PROBLEM TO SOLVE = Copy every line of the records that includes the word "Accept".

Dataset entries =

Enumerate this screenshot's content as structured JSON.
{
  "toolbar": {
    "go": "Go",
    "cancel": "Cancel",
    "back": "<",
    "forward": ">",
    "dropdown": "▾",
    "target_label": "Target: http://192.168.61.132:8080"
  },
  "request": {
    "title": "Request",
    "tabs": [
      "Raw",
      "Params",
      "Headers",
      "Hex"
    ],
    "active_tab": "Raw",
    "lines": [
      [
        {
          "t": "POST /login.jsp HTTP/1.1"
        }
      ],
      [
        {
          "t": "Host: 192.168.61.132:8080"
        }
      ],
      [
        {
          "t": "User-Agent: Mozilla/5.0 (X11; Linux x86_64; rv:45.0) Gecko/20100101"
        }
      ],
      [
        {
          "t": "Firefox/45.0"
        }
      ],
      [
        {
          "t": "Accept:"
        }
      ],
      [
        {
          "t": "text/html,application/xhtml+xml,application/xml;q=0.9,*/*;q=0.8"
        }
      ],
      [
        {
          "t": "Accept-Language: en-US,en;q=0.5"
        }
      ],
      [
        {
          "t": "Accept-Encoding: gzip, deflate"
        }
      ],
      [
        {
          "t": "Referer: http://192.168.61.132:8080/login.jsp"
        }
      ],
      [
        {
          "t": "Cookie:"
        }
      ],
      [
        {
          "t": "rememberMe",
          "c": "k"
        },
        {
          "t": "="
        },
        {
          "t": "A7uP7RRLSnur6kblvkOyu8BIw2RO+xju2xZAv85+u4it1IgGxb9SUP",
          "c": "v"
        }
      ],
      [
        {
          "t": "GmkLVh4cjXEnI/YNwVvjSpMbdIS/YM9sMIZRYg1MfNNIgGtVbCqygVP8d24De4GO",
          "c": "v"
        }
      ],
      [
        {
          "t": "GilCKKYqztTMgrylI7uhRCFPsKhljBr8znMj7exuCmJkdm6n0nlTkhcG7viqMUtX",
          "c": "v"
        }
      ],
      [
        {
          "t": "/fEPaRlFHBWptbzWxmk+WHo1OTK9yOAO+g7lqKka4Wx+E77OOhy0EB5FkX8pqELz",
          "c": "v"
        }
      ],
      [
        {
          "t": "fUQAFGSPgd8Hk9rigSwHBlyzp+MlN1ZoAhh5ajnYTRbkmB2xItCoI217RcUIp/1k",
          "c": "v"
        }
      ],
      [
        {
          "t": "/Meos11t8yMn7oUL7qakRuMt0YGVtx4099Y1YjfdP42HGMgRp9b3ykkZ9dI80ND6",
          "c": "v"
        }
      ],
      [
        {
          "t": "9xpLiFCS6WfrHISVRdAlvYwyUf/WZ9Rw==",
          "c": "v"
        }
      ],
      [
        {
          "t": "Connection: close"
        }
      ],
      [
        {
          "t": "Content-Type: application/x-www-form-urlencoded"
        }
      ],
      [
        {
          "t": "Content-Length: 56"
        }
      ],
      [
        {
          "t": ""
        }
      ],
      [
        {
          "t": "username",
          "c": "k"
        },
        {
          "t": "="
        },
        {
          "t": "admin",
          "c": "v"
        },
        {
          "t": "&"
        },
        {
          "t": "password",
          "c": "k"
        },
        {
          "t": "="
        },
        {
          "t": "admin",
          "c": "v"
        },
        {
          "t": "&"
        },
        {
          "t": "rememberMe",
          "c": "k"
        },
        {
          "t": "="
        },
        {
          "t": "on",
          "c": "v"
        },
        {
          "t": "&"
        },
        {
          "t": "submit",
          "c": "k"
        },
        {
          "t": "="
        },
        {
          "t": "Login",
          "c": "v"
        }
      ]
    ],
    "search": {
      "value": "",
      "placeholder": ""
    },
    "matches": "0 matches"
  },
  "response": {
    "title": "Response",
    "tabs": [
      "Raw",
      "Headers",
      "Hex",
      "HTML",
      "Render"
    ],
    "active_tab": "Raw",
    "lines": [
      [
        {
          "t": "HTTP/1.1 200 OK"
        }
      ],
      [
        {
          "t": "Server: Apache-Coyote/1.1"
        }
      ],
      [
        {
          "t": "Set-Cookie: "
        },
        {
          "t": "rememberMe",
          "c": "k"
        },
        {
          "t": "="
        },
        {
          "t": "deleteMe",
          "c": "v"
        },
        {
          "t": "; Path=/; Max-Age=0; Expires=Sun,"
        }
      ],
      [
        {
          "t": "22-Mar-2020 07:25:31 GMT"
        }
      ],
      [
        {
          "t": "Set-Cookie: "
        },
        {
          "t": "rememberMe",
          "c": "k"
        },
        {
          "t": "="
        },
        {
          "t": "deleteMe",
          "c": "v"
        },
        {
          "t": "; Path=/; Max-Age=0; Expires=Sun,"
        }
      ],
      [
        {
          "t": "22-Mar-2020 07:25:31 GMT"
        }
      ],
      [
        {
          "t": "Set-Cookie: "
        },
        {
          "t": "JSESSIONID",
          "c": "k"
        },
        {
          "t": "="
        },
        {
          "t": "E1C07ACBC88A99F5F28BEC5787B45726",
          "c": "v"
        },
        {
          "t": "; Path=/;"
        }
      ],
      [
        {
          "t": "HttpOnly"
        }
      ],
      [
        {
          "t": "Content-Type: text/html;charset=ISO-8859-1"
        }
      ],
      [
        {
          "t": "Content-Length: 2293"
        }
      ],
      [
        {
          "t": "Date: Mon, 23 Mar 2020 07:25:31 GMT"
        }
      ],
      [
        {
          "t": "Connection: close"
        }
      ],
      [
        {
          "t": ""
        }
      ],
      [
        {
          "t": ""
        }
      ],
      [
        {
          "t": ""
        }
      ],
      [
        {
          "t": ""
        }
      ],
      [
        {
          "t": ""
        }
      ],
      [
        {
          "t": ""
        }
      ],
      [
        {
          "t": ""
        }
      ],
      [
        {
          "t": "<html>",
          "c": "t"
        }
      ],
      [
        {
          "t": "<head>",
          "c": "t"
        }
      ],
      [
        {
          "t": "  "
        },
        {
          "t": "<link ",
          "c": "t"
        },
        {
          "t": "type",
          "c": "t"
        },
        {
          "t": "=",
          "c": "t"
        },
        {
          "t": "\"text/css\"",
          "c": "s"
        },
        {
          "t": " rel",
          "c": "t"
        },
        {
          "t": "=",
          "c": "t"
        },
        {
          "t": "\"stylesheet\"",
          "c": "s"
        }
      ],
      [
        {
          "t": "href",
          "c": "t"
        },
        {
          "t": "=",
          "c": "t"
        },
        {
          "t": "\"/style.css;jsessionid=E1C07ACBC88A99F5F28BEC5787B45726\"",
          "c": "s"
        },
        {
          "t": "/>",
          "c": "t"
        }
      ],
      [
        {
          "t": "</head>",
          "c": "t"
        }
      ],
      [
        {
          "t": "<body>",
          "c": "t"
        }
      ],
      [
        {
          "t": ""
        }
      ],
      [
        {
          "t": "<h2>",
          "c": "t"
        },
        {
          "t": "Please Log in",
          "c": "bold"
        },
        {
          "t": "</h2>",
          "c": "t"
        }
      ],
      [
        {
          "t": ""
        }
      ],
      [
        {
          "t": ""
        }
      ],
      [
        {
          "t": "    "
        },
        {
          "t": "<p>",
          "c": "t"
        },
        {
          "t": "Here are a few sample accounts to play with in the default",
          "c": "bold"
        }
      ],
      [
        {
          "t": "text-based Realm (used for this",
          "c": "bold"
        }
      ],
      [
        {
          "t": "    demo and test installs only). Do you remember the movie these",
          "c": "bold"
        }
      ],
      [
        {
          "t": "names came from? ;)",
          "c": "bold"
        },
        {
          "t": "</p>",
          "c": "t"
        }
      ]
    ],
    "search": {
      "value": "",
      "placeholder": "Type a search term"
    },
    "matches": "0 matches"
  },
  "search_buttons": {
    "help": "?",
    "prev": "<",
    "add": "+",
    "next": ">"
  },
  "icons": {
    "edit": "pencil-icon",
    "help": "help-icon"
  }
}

OUTPUT FOR THIS TASK =
          "t": "Accept:"
          "t": "Accept-Language: en-US,en;q=0.5"
          "t": "Accept-Encoding: gzip, deflate"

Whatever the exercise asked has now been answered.